From the listing, collect all lines containing the word "chevron".

▸ **Source data**
----------
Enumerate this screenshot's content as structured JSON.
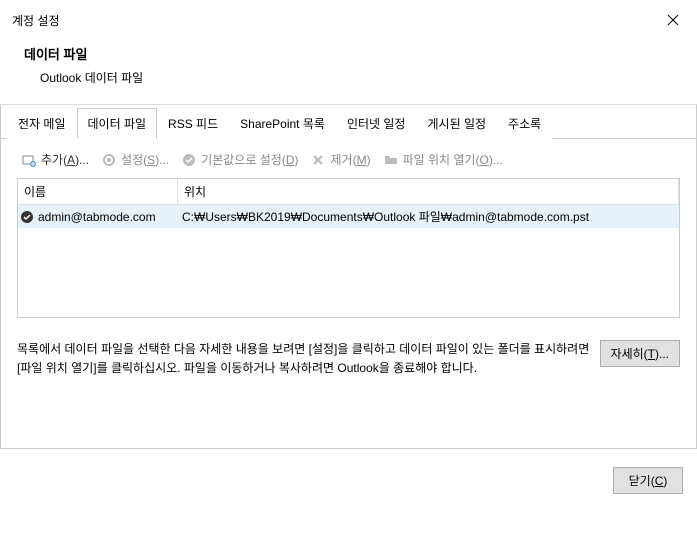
{
  "titlebar": {
    "title": "계정 설정"
  },
  "header": {
    "title": "데이터 파일",
    "subtitle": "Outlook 데이터 파일"
  },
  "tabs": {
    "items": [
      {
        "label": "전자 메일"
      },
      {
        "label": "데이터 파일"
      },
      {
        "label": "RSS 피드"
      },
      {
        "label": "SharePoint 목록"
      },
      {
        "label": "인터넷 일정"
      },
      {
        "label": "게시된 일정"
      },
      {
        "label": "주소록"
      }
    ],
    "activeIndex": 1
  },
  "toolbar": {
    "add_pre": "추가(",
    "add_u": "A",
    "add_post": ")...",
    "settings_pre": "설정(",
    "settings_u": "S",
    "settings_post": ")...",
    "default_pre": "기본값으로 설정(",
    "default_u": "D",
    "default_post": ")",
    "remove_pre": "제거(",
    "remove_u": "M",
    "remove_post": ")",
    "open_pre": "파일 위치 열기(",
    "open_u": "O",
    "open_post": ")..."
  },
  "list": {
    "cols": {
      "name": "이름",
      "location": "위치"
    },
    "rows": [
      {
        "name": "admin@tabmode.com",
        "location": "C:₩Users₩BK2019₩Documents₩Outlook 파일₩admin@tabmode.com.pst",
        "default": true,
        "selected": true
      }
    ]
  },
  "info": {
    "text": "목록에서 데이터 파일을 선택한 다음 자세한 내용을 보려면 [설정]을 클릭하고 데이터 파일이 있는 폴더를 표시하려면 [파일 위치 열기]를 클릭하십시오. 파일을 이동하거나 복사하려면 Outlook을 종료해야 합니다.",
    "details_pre": "자세히(",
    "details_u": "T",
    "details_post": ")..."
  },
  "footer": {
    "close_pre": "닫기(",
    "close_u": "C",
    "close_post": ")"
  }
}
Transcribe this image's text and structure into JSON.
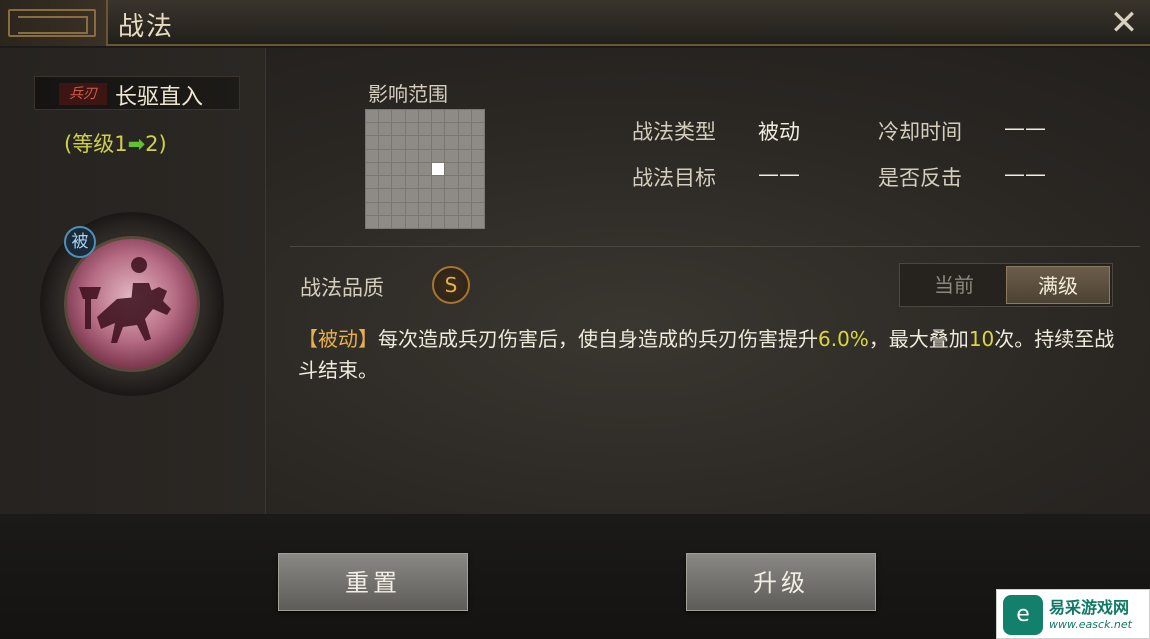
{
  "header": {
    "title": "战法",
    "close_icon": "close-icon"
  },
  "skill": {
    "weapon_tag": "兵刃",
    "name": "长驱直入",
    "level_prefix": "(等级1",
    "level_arrow": "➡",
    "level_suffix": "2)",
    "passive_badge": "被"
  },
  "range": {
    "label": "影响范围",
    "grid_size": 9,
    "highlighted_cell": [
      4,
      5
    ]
  },
  "info": {
    "type_label": "战法类型",
    "type_value": "被动",
    "cooldown_label": "冷却时间",
    "cooldown_value": "——",
    "target_label": "战法目标",
    "target_value": "——",
    "counter_label": "是否反击",
    "counter_value": "——"
  },
  "quality": {
    "label": "战法品质",
    "grade": "S"
  },
  "toggle": {
    "current": "当前",
    "max": "满级",
    "selected": "max"
  },
  "description": {
    "tag": "【被动】",
    "part1": "每次造成兵刃伤害后，使自身造成的兵刃伤害提升",
    "highlight1": "6.0%",
    "part2": "，最大叠加",
    "highlight2": "10",
    "part3": "次。持续至战斗结束。"
  },
  "buttons": {
    "reset": "重置",
    "upgrade": "升级"
  },
  "watermark": {
    "name": "易采游戏网",
    "url": "www.easck.net"
  },
  "colors": {
    "accent_gold": "#e8b04a",
    "level_green": "#63c033",
    "highlight_yellow": "#d9d73e"
  }
}
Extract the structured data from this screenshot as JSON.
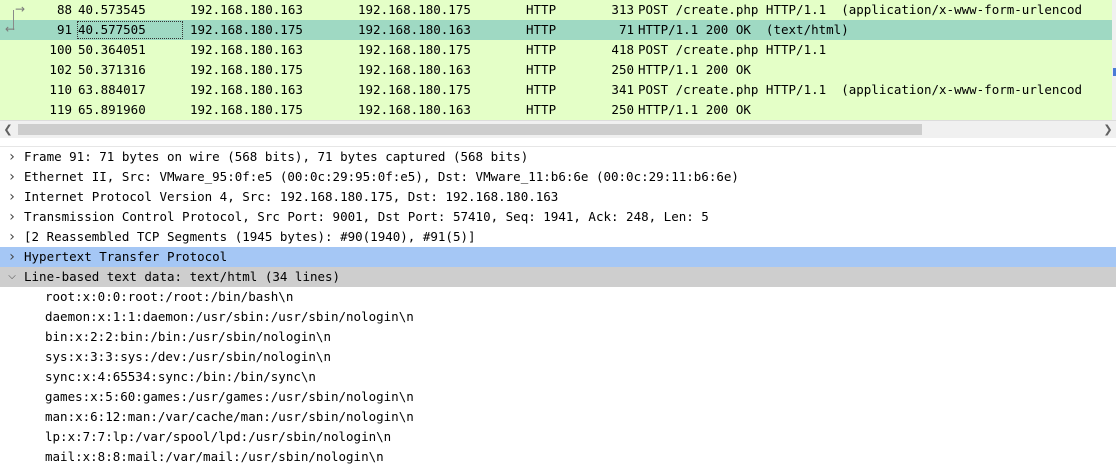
{
  "packet_list": {
    "rows": [
      {
        "no": "88",
        "time": "40.573545",
        "src": "192.168.180.163",
        "dst": "192.168.180.175",
        "proto": "HTTP",
        "len": "313",
        "info": "POST /create.php HTTP/1.1  (application/x-www-form-urlencod"
      },
      {
        "no": "91",
        "time": "40.577505",
        "src": "192.168.180.175",
        "dst": "192.168.180.163",
        "proto": "HTTP",
        "len": "71",
        "info": "HTTP/1.1 200 OK  (text/html)"
      },
      {
        "no": "100",
        "time": "50.364051",
        "src": "192.168.180.163",
        "dst": "192.168.180.175",
        "proto": "HTTP",
        "len": "418",
        "info": "POST /create.php HTTP/1.1"
      },
      {
        "no": "102",
        "time": "50.371316",
        "src": "192.168.180.175",
        "dst": "192.168.180.163",
        "proto": "HTTP",
        "len": "250",
        "info": "HTTP/1.1 200 OK"
      },
      {
        "no": "110",
        "time": "63.884017",
        "src": "192.168.180.163",
        "dst": "192.168.180.175",
        "proto": "HTTP",
        "len": "341",
        "info": "POST /create.php HTTP/1.1  (application/x-www-form-urlencod"
      },
      {
        "no": "119",
        "time": "65.891960",
        "src": "192.168.180.175",
        "dst": "192.168.180.163",
        "proto": "HTTP",
        "len": "250",
        "info": "HTTP/1.1 200 OK"
      }
    ],
    "selected_index": 1,
    "row_color": "#e4ffc7",
    "selected_color": "#9fd9c3"
  },
  "scrollbar": {
    "left_icon": "chevron-left-icon",
    "right_icon": "chevron-right-icon"
  },
  "details": {
    "tree": [
      {
        "label": "Frame 91: 71 bytes on wire (568 bits), 71 bytes captured (568 bits)",
        "expanded": false
      },
      {
        "label": "Ethernet II, Src: VMware_95:0f:e5 (00:0c:29:95:0f:e5), Dst: VMware_11:b6:6e (00:0c:29:11:b6:6e)",
        "expanded": false
      },
      {
        "label": "Internet Protocol Version 4, Src: 192.168.180.175, Dst: 192.168.180.163",
        "expanded": false
      },
      {
        "label": "Transmission Control Protocol, Src Port: 9001, Dst Port: 57410, Seq: 1941, Ack: 248, Len: 5",
        "expanded": false
      },
      {
        "label": "[2 Reassembled TCP Segments (1945 bytes): #90(1940), #91(5)]",
        "expanded": false
      },
      {
        "label": "Hypertext Transfer Protocol",
        "expanded": false,
        "highlight": true
      },
      {
        "label": "Line-based text data: text/html (34 lines)",
        "expanded": true
      }
    ],
    "text_lines": [
      "root:x:0:0:root:/root:/bin/bash\\n",
      "daemon:x:1:1:daemon:/usr/sbin:/usr/sbin/nologin\\n",
      "bin:x:2:2:bin:/bin:/usr/sbin/nologin\\n",
      "sys:x:3:3:sys:/dev:/usr/sbin/nologin\\n",
      "sync:x:4:65534:sync:/bin:/bin/sync\\n",
      "games:x:5:60:games:/usr/games:/usr/sbin/nologin\\n",
      "man:x:6:12:man:/var/cache/man:/usr/sbin/nologin\\n",
      "lp:x:7:7:lp:/var/spool/lpd:/usr/sbin/nologin\\n",
      "mail:x:8:8:mail:/var/mail:/usr/sbin/nologin\\n"
    ],
    "highlight_color": "#a5c7f5"
  }
}
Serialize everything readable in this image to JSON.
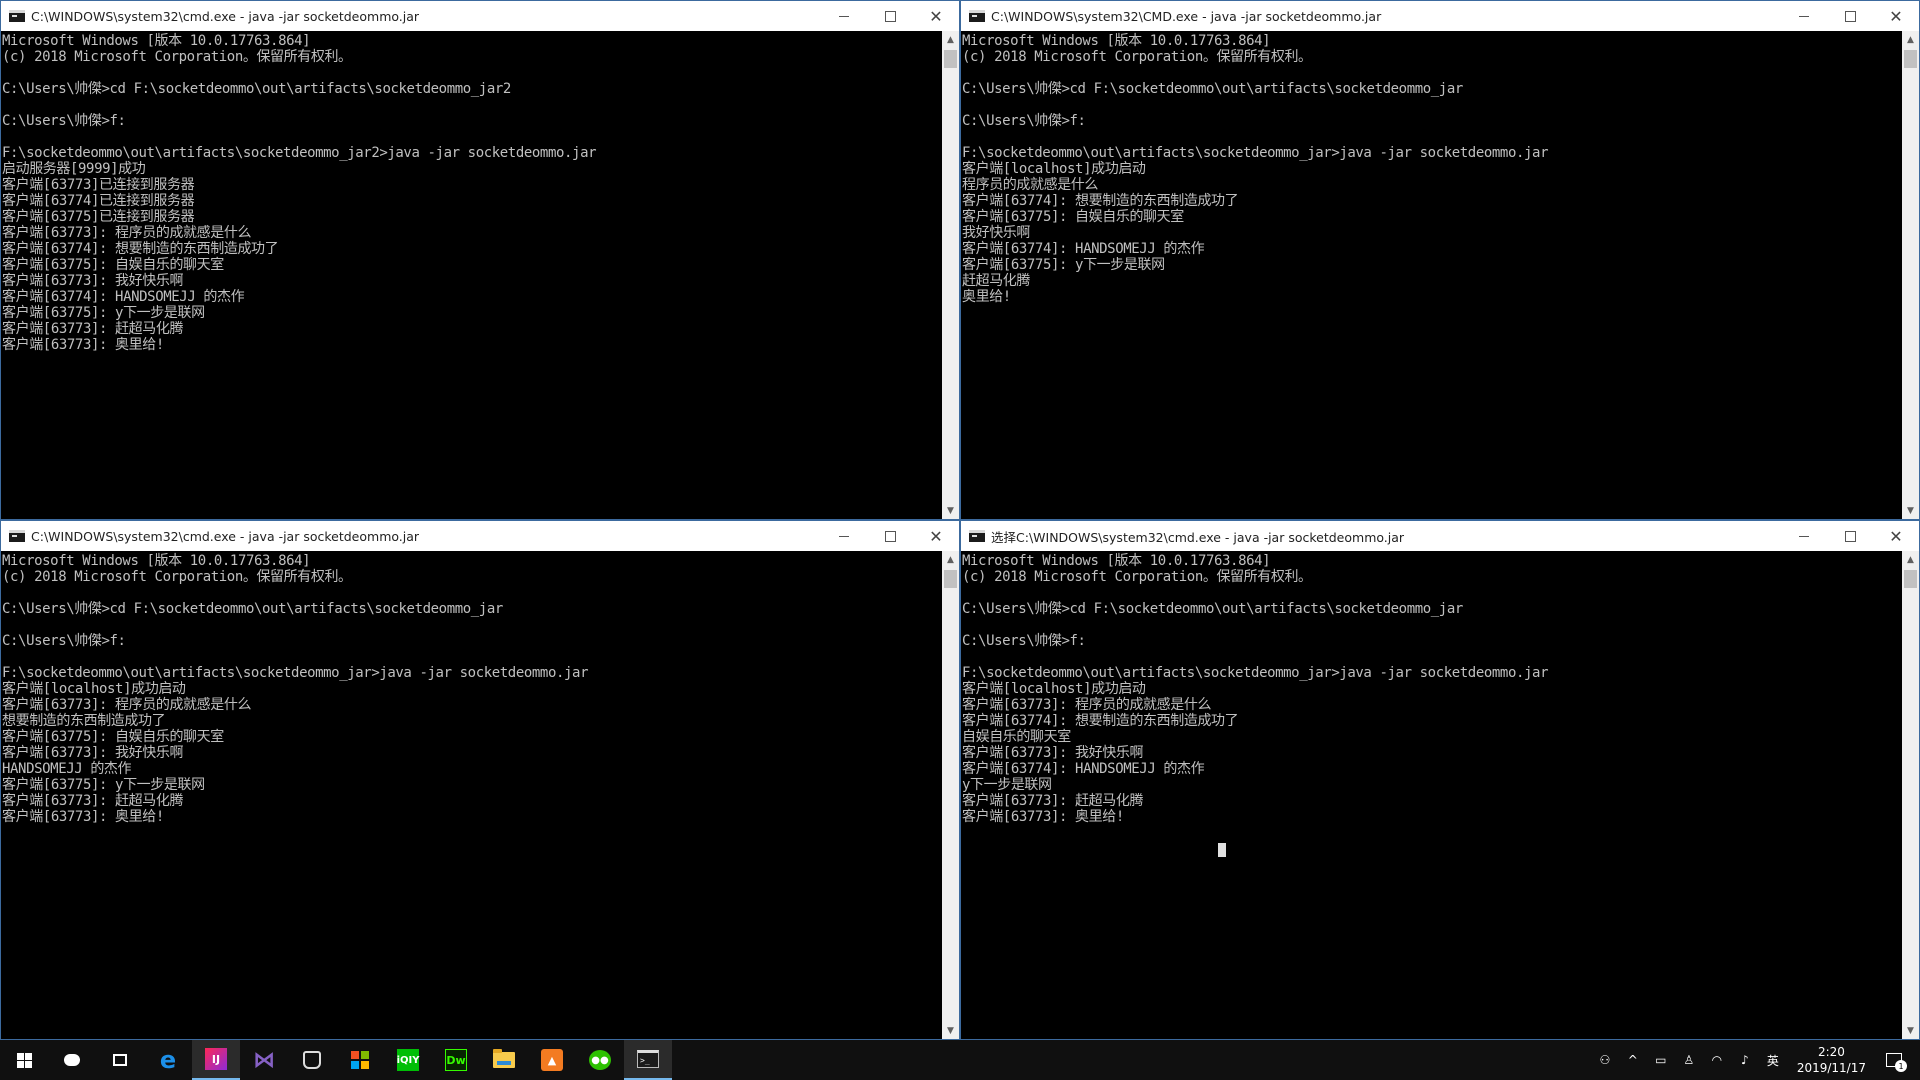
{
  "windows": [
    {
      "id": "win-tl",
      "title": "C:\\WINDOWS\\system32\\cmd.exe - java  -jar socketdeommo.jar",
      "lines": [
        "Microsoft Windows [版本 10.0.17763.864]",
        "(c) 2018 Microsoft Corporation。保留所有权利。",
        "",
        "C:\\Users\\帅傑>cd F:\\socketdeommo\\out\\artifacts\\socketdeommo_jar2",
        "",
        "C:\\Users\\帅傑>f:",
        "",
        "F:\\socketdeommo\\out\\artifacts\\socketdeommo_jar2>java -jar socketdeommo.jar",
        "启动服务器[9999]成功",
        "客户端[63773]已连接到服务器",
        "客户端[63774]已连接到服务器",
        "客户端[63775]已连接到服务器",
        "客户端[63773]: 程序员的成就感是什么",
        "客户端[63774]: 想要制造的东西制造成功了",
        "客户端[63775]: 自娱自乐的聊天室",
        "客户端[63773]: 我好快乐啊",
        "客户端[63774]: HANDSOMEJJ 的杰作",
        "客户端[63775]: y下一步是联网",
        "客户端[63773]: 赶超马化腾",
        "客户端[63773]: 奥里给!"
      ]
    },
    {
      "id": "win-tr",
      "title": "C:\\WINDOWS\\system32\\CMD.exe - java  -jar socketdeommo.jar",
      "lines": [
        "Microsoft Windows [版本 10.0.17763.864]",
        "(c) 2018 Microsoft Corporation。保留所有权利。",
        "",
        "C:\\Users\\帅傑>cd F:\\socketdeommo\\out\\artifacts\\socketdeommo_jar",
        "",
        "C:\\Users\\帅傑>f:",
        "",
        "F:\\socketdeommo\\out\\artifacts\\socketdeommo_jar>java -jar socketdeommo.jar",
        "客户端[localhost]成功启动",
        "程序员的成就感是什么",
        "客户端[63774]: 想要制造的东西制造成功了",
        "客户端[63775]: 自娱自乐的聊天室",
        "我好快乐啊",
        "客户端[63774]: HANDSOMEJJ 的杰作",
        "客户端[63775]: y下一步是联网",
        "赶超马化腾",
        "奥里给!"
      ]
    },
    {
      "id": "win-bl",
      "title": "C:\\WINDOWS\\system32\\cmd.exe - java  -jar socketdeommo.jar",
      "lines": [
        "Microsoft Windows [版本 10.0.17763.864]",
        "(c) 2018 Microsoft Corporation。保留所有权利。",
        "",
        "C:\\Users\\帅傑>cd F:\\socketdeommo\\out\\artifacts\\socketdeommo_jar",
        "",
        "C:\\Users\\帅傑>f:",
        "",
        "F:\\socketdeommo\\out\\artifacts\\socketdeommo_jar>java -jar socketdeommo.jar",
        "客户端[localhost]成功启动",
        "客户端[63773]: 程序员的成就感是什么",
        "想要制造的东西制造成功了",
        "客户端[63775]: 自娱自乐的聊天室",
        "客户端[63773]: 我好快乐啊",
        "HANDSOMEJJ 的杰作",
        "客户端[63775]: y下一步是联网",
        "客户端[63773]: 赶超马化腾",
        "客户端[63773]: 奥里给!"
      ]
    },
    {
      "id": "win-br",
      "title": "选择C:\\WINDOWS\\system32\\cmd.exe - java  -jar socketdeommo.jar",
      "lines": [
        "Microsoft Windows [版本 10.0.17763.864]",
        "(c) 2018 Microsoft Corporation。保留所有权利。",
        "",
        "C:\\Users\\帅傑>cd F:\\socketdeommo\\out\\artifacts\\socketdeommo_jar",
        "",
        "C:\\Users\\帅傑>f:",
        "",
        "F:\\socketdeommo\\out\\artifacts\\socketdeommo_jar>java -jar socketdeommo.jar",
        "客户端[localhost]成功启动",
        "客户端[63773]: 程序员的成就感是什么",
        "客户端[63774]: 想要制造的东西制造成功了",
        "自娱自乐的聊天室",
        "客户端[63773]: 我好快乐啊",
        "客户端[63774]: HANDSOMEJJ 的杰作",
        "y下一步是联网",
        "客户端[63773]: 赶超马化腾",
        "客户端[63773]: 奥里给!"
      ]
    }
  ],
  "window_controls": {
    "close_glyph": "✕"
  },
  "taskbar": {
    "iqiyi_label": "iQIY",
    "dw_label": "Dw",
    "idea_label": "IJ",
    "cmd_label": ">_",
    "tray": {
      "ime_label": "英",
      "time": "2:20",
      "date": "2019/11/17",
      "notification_count": "1"
    }
  },
  "colors": {
    "console_text": "#c0c0c0",
    "console_bg": "#000000",
    "taskbar_bg": "#101010",
    "active_indicator": "#76b9ed"
  }
}
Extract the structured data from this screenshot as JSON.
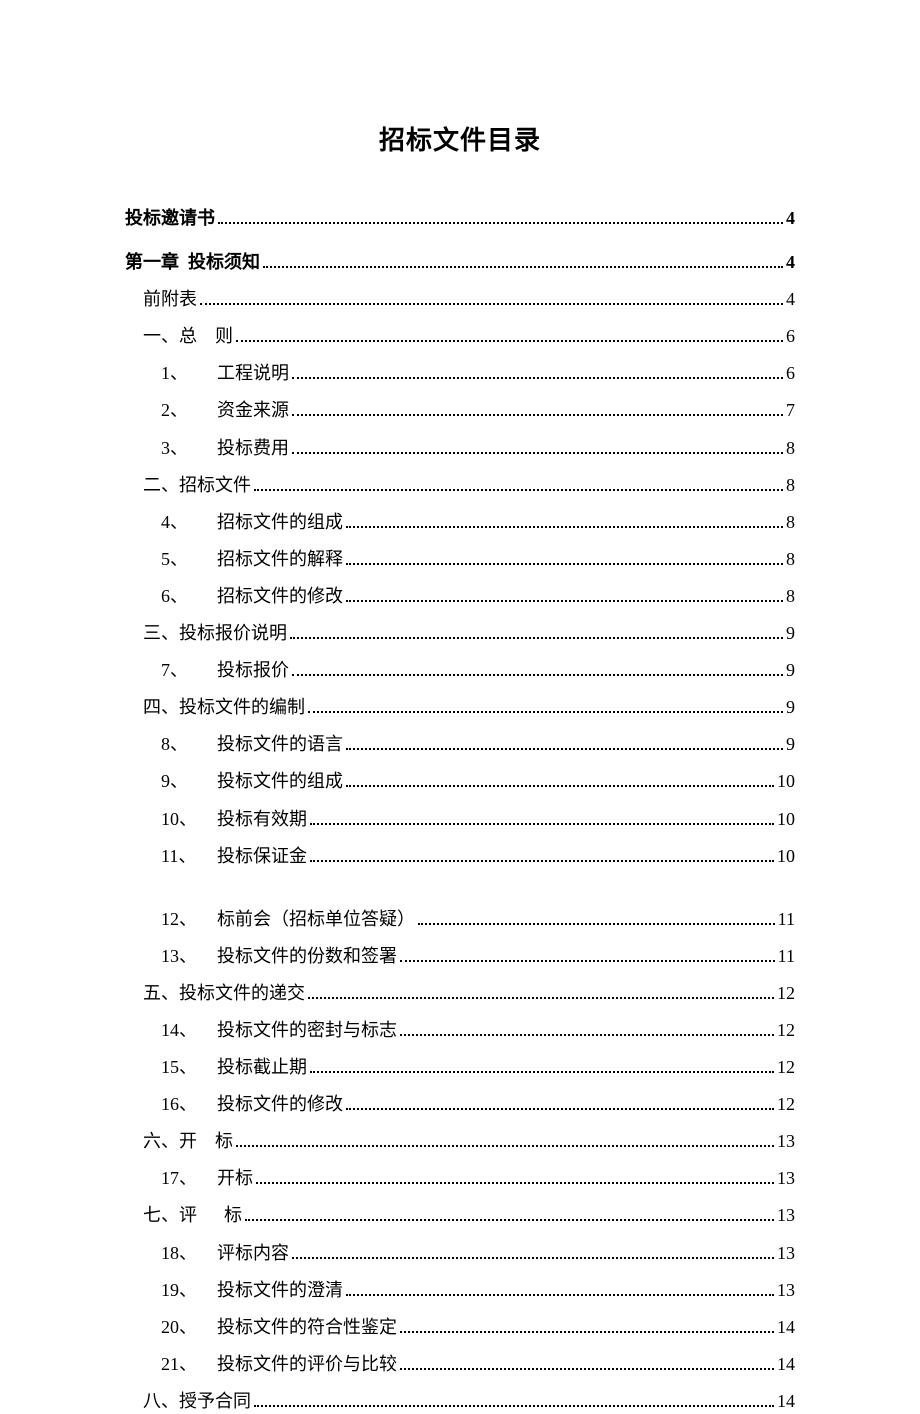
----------
▸ **Result of this task**
    "left_icon": "chevron-left-icon",
    "right_icon": "chevron-right-icon"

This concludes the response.